#### WHAT YOU WILL DO:
Copy out every entry, keeping each character the same.

[Stored data]

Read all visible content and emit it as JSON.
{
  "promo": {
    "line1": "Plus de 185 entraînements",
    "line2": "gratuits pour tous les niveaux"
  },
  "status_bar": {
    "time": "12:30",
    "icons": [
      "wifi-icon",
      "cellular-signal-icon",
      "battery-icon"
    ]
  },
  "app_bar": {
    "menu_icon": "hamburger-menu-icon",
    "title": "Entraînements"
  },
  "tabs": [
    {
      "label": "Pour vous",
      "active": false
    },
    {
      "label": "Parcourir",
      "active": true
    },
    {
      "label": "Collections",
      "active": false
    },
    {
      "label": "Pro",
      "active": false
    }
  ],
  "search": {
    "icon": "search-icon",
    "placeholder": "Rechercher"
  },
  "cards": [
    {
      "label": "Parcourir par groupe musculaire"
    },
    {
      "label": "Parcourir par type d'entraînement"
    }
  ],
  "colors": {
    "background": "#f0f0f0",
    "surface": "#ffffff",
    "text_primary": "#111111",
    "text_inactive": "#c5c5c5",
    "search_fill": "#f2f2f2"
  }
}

#### TASK RESPONSE:
Read all visible content and emit it as JSON.
{
  "promo": {
    "line1": "Plus de 185 entraînements",
    "line2": "gratuits pour tous les niveaux"
  },
  "status_bar": {
    "time": "12:30",
    "icons": [
      "wifi-icon",
      "cellular-signal-icon",
      "battery-icon"
    ]
  },
  "app_bar": {
    "menu_icon": "hamburger-menu-icon",
    "title": "Entraînements"
  },
  "tabs": [
    {
      "label": "Pour vous",
      "active": false
    },
    {
      "label": "Parcourir",
      "active": true
    },
    {
      "label": "Collections",
      "active": false
    },
    {
      "label": "Pro",
      "active": false
    }
  ],
  "search": {
    "icon": "search-icon",
    "placeholder": "Rechercher"
  },
  "cards": [
    {
      "label": "Parcourir par groupe musculaire"
    },
    {
      "label": "Parcourir par type d'entraînement"
    }
  ],
  "colors": {
    "background": "#f0f0f0",
    "surface": "#ffffff",
    "text_primary": "#111111",
    "text_inactive": "#c5c5c5",
    "search_fill": "#f2f2f2"
  }
}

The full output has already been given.